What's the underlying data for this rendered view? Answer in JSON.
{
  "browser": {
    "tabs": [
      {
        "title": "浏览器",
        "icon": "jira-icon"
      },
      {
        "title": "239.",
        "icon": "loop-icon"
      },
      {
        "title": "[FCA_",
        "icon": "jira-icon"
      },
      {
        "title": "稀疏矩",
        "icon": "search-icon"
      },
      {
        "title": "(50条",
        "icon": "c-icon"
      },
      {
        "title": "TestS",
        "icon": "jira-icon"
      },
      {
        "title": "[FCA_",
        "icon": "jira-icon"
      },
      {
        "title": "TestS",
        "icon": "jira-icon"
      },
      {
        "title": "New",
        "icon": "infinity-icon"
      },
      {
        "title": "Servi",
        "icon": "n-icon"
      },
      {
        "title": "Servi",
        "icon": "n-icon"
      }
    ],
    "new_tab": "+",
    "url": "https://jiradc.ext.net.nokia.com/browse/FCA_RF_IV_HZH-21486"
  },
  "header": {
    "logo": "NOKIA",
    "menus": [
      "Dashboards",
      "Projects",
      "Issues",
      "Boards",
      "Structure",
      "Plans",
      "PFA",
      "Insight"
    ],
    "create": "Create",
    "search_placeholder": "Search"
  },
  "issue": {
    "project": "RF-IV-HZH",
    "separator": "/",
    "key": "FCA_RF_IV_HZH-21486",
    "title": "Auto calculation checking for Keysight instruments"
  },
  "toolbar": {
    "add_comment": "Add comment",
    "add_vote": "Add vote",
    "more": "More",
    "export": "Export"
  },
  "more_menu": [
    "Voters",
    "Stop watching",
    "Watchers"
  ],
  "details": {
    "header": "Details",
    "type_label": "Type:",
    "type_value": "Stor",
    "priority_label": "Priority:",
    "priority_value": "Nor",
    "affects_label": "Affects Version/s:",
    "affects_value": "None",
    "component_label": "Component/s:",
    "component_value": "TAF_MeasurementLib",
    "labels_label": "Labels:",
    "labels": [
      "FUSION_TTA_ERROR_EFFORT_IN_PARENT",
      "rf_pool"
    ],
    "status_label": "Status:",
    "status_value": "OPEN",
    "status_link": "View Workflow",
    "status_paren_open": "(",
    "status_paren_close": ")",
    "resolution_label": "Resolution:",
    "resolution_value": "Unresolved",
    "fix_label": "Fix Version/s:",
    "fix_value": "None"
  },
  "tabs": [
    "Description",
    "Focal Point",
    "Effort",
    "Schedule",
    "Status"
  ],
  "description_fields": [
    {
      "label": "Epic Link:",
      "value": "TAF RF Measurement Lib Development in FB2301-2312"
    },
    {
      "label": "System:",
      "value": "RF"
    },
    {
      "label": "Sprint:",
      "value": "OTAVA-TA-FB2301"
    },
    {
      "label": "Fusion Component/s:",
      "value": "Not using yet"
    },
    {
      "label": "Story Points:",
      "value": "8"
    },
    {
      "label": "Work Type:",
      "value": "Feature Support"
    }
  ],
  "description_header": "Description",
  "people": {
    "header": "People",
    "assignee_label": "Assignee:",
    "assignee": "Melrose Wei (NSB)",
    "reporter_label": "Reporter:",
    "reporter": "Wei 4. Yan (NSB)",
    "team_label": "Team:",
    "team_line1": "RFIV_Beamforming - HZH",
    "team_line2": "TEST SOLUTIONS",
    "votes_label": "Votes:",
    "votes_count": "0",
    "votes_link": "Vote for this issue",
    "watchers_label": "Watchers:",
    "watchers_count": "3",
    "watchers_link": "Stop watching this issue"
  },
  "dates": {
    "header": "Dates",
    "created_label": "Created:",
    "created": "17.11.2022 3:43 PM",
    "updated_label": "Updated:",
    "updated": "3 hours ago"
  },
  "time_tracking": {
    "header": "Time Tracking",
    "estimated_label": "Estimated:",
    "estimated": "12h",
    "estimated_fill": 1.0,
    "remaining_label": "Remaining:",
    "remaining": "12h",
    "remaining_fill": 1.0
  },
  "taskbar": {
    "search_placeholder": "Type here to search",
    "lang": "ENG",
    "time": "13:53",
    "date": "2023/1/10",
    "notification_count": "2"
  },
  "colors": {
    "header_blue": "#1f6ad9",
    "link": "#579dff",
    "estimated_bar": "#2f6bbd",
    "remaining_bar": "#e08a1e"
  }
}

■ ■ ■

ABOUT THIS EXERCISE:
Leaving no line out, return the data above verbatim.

YOUR SOLUTION:
What's the underlying data for this rendered view? Answer in JSON.
{
  "browser": {
    "tabs": [
      {
        "title": "浏览器",
        "icon": "jira-icon"
      },
      {
        "title": "239.",
        "icon": "loop-icon"
      },
      {
        "title": "[FCA_",
        "icon": "jira-icon"
      },
      {
        "title": "稀疏矩",
        "icon": "search-icon"
      },
      {
        "title": "(50条",
        "icon": "c-icon"
      },
      {
        "title": "TestS",
        "icon": "jira-icon"
      },
      {
        "title": "[FCA_",
        "icon": "jira-icon"
      },
      {
        "title": "TestS",
        "icon": "jira-icon"
      },
      {
        "title": "New",
        "icon": "infinity-icon"
      },
      {
        "title": "Servi",
        "icon": "n-icon"
      },
      {
        "title": "Servi",
        "icon": "n-icon"
      }
    ],
    "new_tab": "+",
    "url": "https://jiradc.ext.net.nokia.com/browse/FCA_RF_IV_HZH-21486"
  },
  "header": {
    "logo": "NOKIA",
    "menus": [
      "Dashboards",
      "Projects",
      "Issues",
      "Boards",
      "Structure",
      "Plans",
      "PFA",
      "Insight"
    ],
    "create": "Create",
    "search_placeholder": "Search"
  },
  "issue": {
    "project": "RF-IV-HZH",
    "separator": "/",
    "key": "FCA_RF_IV_HZH-21486",
    "title": "Auto calculation checking for Keysight instruments"
  },
  "toolbar": {
    "add_comment": "Add comment",
    "add_vote": "Add vote",
    "more": "More",
    "export": "Export"
  },
  "more_menu": [
    "Voters",
    "Stop watching",
    "Watchers"
  ],
  "details": {
    "header": "Details",
    "type_label": "Type:",
    "type_value": "Stor",
    "priority_label": "Priority:",
    "priority_value": "Nor",
    "affects_label": "Affects Version/s:",
    "affects_value": "None",
    "component_label": "Component/s:",
    "component_value": "TAF_MeasurementLib",
    "labels_label": "Labels:",
    "labels": [
      "FUSION_TTA_ERROR_EFFORT_IN_PARENT",
      "rf_pool"
    ],
    "status_label": "Status:",
    "status_value": "OPEN",
    "status_link": "View Workflow",
    "status_paren_open": "(",
    "status_paren_close": ")",
    "resolution_label": "Resolution:",
    "resolution_value": "Unresolved",
    "fix_label": "Fix Version/s:",
    "fix_value": "None"
  },
  "tabs": [
    "Description",
    "Focal Point",
    "Effort",
    "Schedule",
    "Status"
  ],
  "description_fields": [
    {
      "label": "Epic Link:",
      "value": "TAF RF Measurement Lib Development in FB2301-2312"
    },
    {
      "label": "System:",
      "value": "RF"
    },
    {
      "label": "Sprint:",
      "value": "OTAVA-TA-FB2301"
    },
    {
      "label": "Fusion Component/s:",
      "value": "Not using yet"
    },
    {
      "label": "Story Points:",
      "value": "8"
    },
    {
      "label": "Work Type:",
      "value": "Feature Support"
    }
  ],
  "description_header": "Description",
  "people": {
    "header": "People",
    "assignee_label": "Assignee:",
    "assignee": "Melrose Wei (NSB)",
    "reporter_label": "Reporter:",
    "reporter": "Wei 4. Yan (NSB)",
    "team_label": "Team:",
    "team_line1": "RFIV_Beamforming - HZH",
    "team_line2": "TEST SOLUTIONS",
    "votes_label": "Votes:",
    "votes_count": "0",
    "votes_link": "Vote for this issue",
    "watchers_label": "Watchers:",
    "watchers_count": "3",
    "watchers_link": "Stop watching this issue"
  },
  "dates": {
    "header": "Dates",
    "created_label": "Created:",
    "created": "17.11.2022 3:43 PM",
    "updated_label": "Updated:",
    "updated": "3 hours ago"
  },
  "time_tracking": {
    "header": "Time Tracking",
    "estimated_label": "Estimated:",
    "estimated": "12h",
    "estimated_fill": 1.0,
    "remaining_label": "Remaining:",
    "remaining": "12h",
    "remaining_fill": 1.0
  },
  "taskbar": {
    "search_placeholder": "Type here to search",
    "lang": "ENG",
    "time": "13:53",
    "date": "2023/1/10",
    "notification_count": "2"
  },
  "colors": {
    "header_blue": "#1f6ad9",
    "link": "#579dff",
    "estimated_bar": "#2f6bbd",
    "remaining_bar": "#e08a1e"
  }
}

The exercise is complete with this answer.